| Work instruction |
Where the word "done" shows up in the entries below, please copy the whole line.

| Record set |
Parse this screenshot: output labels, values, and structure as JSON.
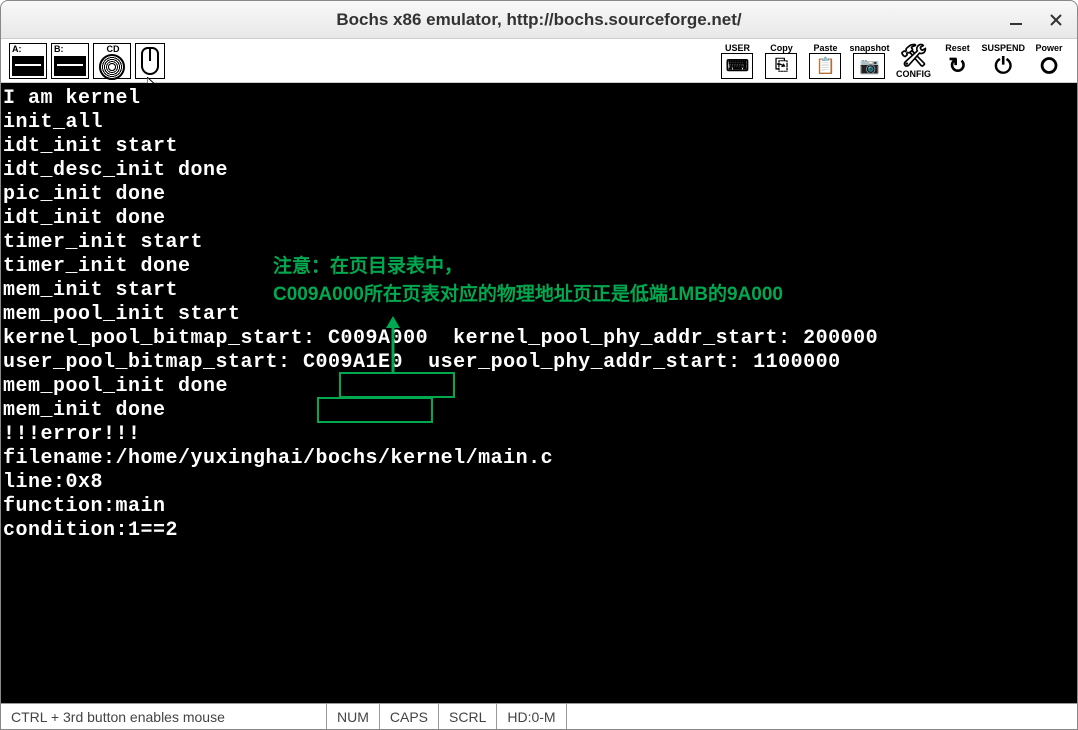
{
  "window": {
    "title": "Bochs x86 emulator, http://bochs.sourceforge.net/"
  },
  "toolbar": {
    "drives": {
      "a": "A:",
      "b": "B:",
      "cd": "CD"
    },
    "buttons": {
      "user": "USER",
      "copy": "Copy",
      "paste": "Paste",
      "snapshot": "snapshot",
      "config": "CONFIG",
      "reset": "Reset",
      "suspend": "SUSPEND",
      "power": "Power"
    }
  },
  "terminal": {
    "lines": [
      "",
      "",
      "I am kernel",
      "init_all",
      "idt_init start",
      "idt_desc_init done",
      "pic_init done",
      "idt_init done",
      "timer_init start",
      "timer_init done",
      "mem_init start",
      "mem_pool_init start",
      "kernel_pool_bitmap_start: C009A000  kernel_pool_phy_addr_start: 200000",
      "user_pool_bitmap_start: C009A1E0  user_pool_phy_addr_start: 1100000",
      "mem_pool_init done",
      "mem_init done",
      "",
      "",
      "",
      "!!!error!!!",
      "filename:/home/yuxinghai/bochs/kernel/main.c",
      "line:0x8",
      "function:main",
      "condition:1==2"
    ]
  },
  "annotation": {
    "line1": "注意：在页目录表中，",
    "line2": "C009A000所在页表对应的物理地址页正是低端1MB的9A000"
  },
  "statusbar": {
    "mouse_hint": "CTRL + 3rd button enables mouse",
    "num": "NUM",
    "caps": "CAPS",
    "scrl": "SCRL",
    "hd": "HD:0-M"
  }
}
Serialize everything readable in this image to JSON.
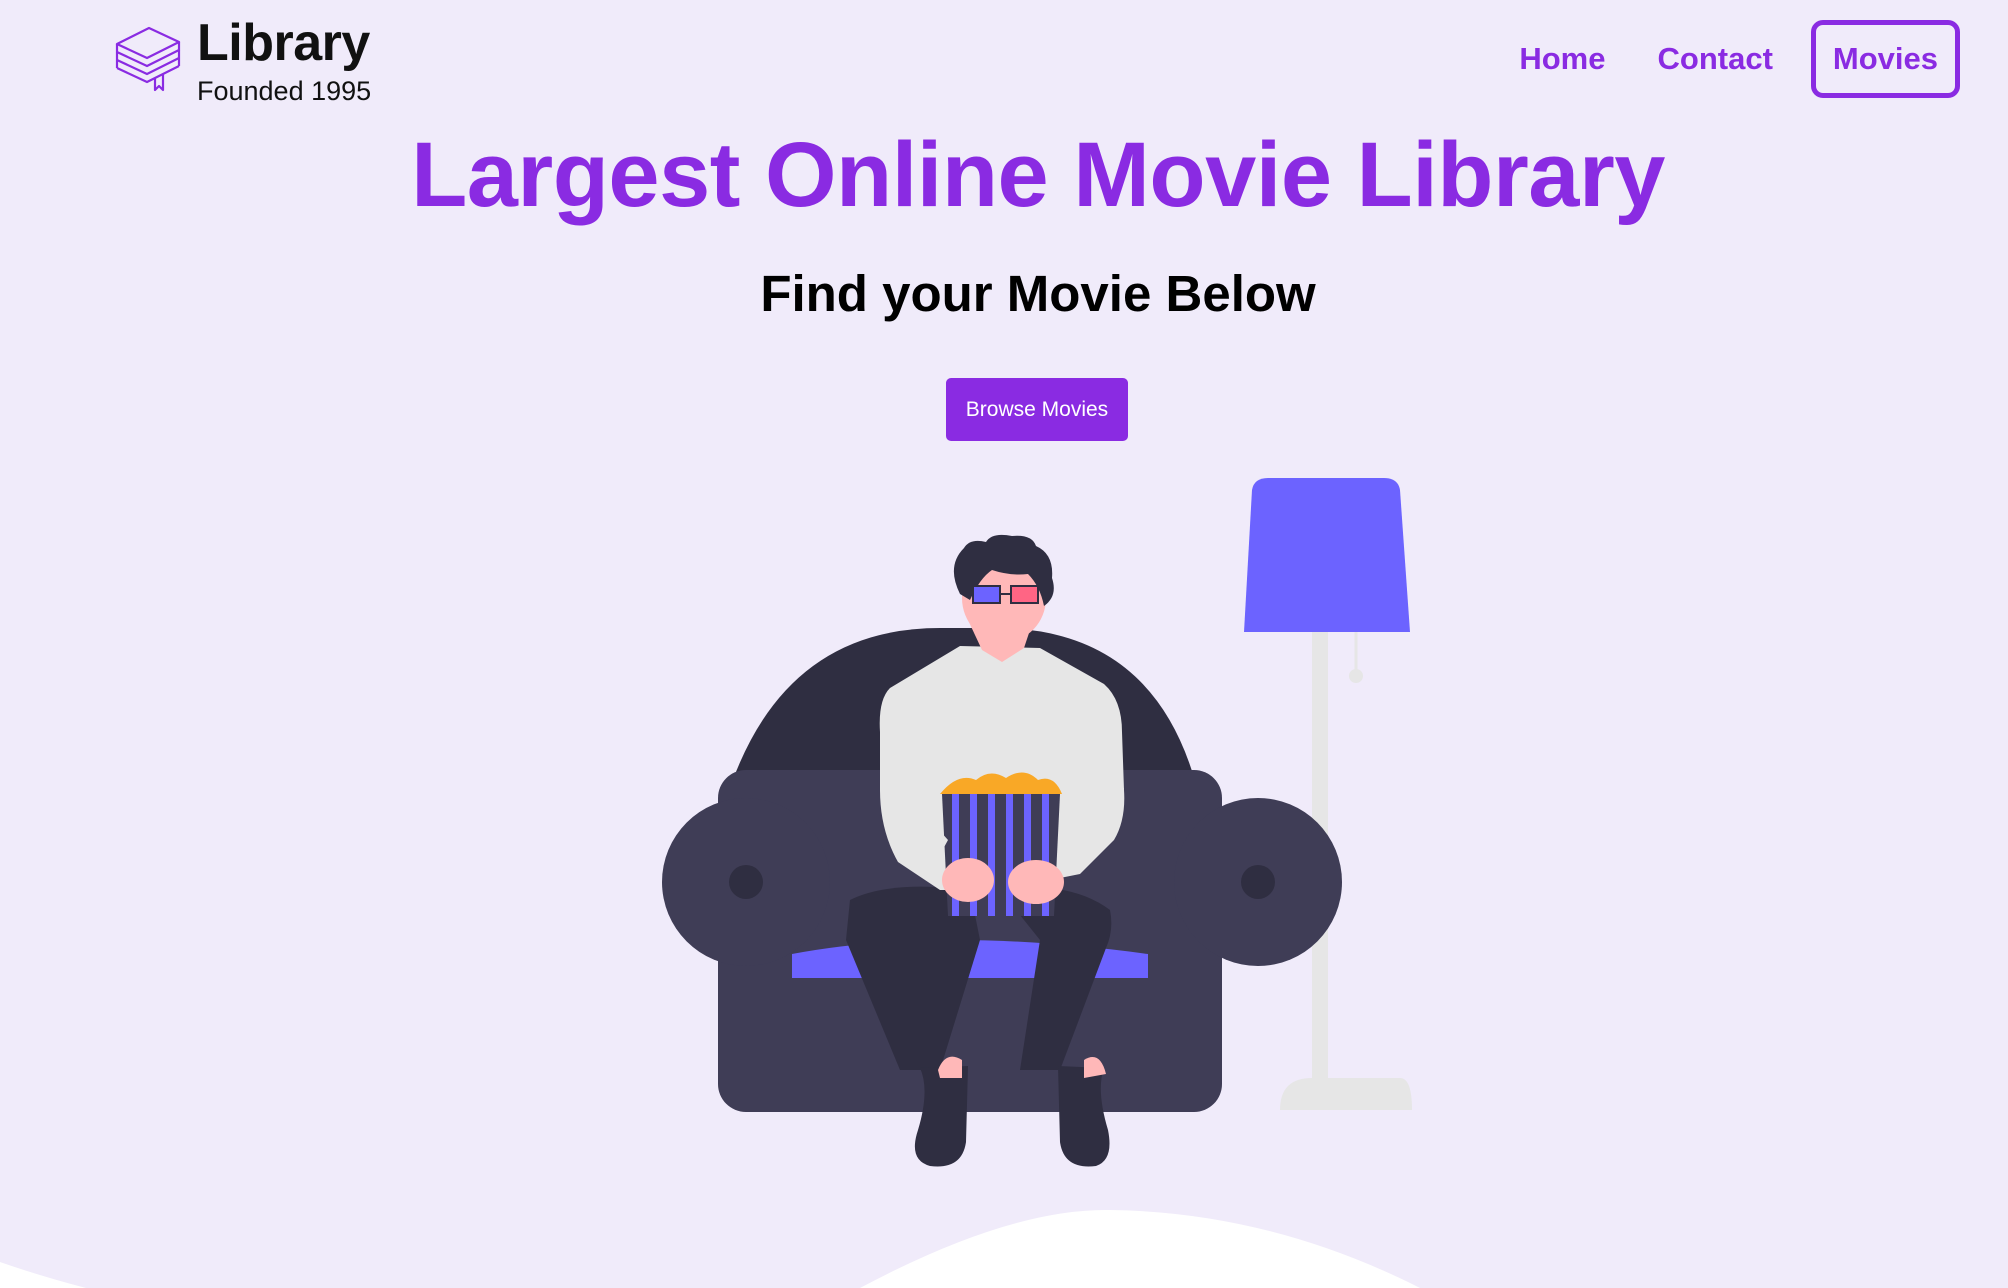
{
  "header": {
    "logo_title": "Library",
    "logo_subtitle": "Founded 1995",
    "logo_icon": "stacked-books-icon"
  },
  "nav": {
    "items": [
      {
        "label": "Home",
        "active": false
      },
      {
        "label": "Contact",
        "active": false
      },
      {
        "label": "Movies",
        "active": true
      }
    ]
  },
  "hero": {
    "title": "Largest Online Movie Library",
    "subtitle": "Find your Movie Below",
    "cta_label": "Browse Movies",
    "illustration": "person-watching-movie-illustration"
  },
  "colors": {
    "background": "#f0ebfa",
    "accent": "#8a2be2",
    "sofa": "#3f3d56",
    "lamp_shade": "#6c63ff",
    "popcorn": "#f9a826"
  }
}
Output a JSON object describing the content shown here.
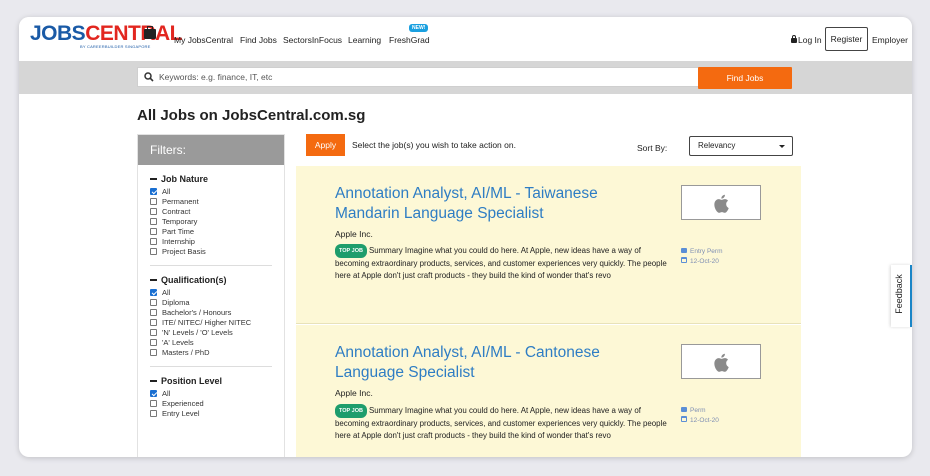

| Reply to the exercise |
      "idt_desc_init done",
      "pic_init done",
      "idt_init done",
      "timer_init done",
      "mem_pool_init done",
      "mem_init done",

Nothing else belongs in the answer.